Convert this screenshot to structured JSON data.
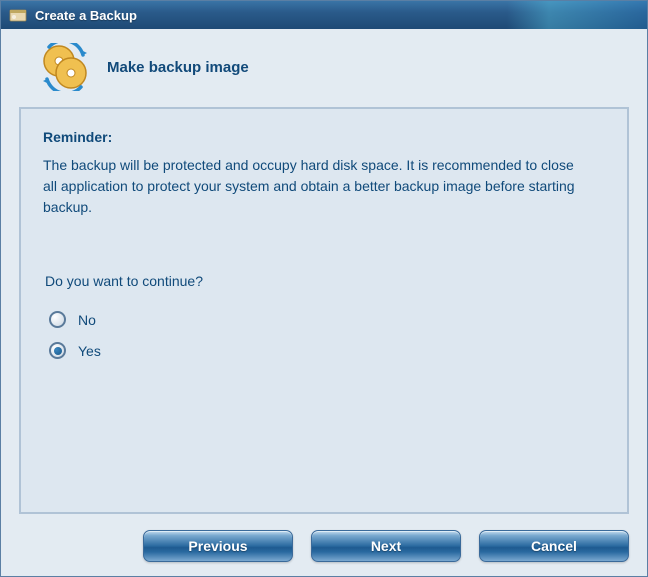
{
  "window": {
    "title": "Create a Backup",
    "heading": "Make backup image"
  },
  "panel": {
    "reminder_label": "Reminder:",
    "reminder_body": "The backup will be protected and occupy hard disk space. It is recommended to close all application to protect your system and obtain a better backup image before starting backup.",
    "question": "Do you want to continue?",
    "options": {
      "no": "No",
      "yes": "Yes",
      "selected": "yes"
    }
  },
  "buttons": {
    "previous": "Previous",
    "next": "Next",
    "cancel": "Cancel"
  }
}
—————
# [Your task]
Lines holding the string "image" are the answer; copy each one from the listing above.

# [Completed task]
    "heading": "Make backup image"
    "reminder_body": "The backup will be protected and occupy hard disk space. It is recommended to close all application to protect your system and obtain a better backup image before starting backup.",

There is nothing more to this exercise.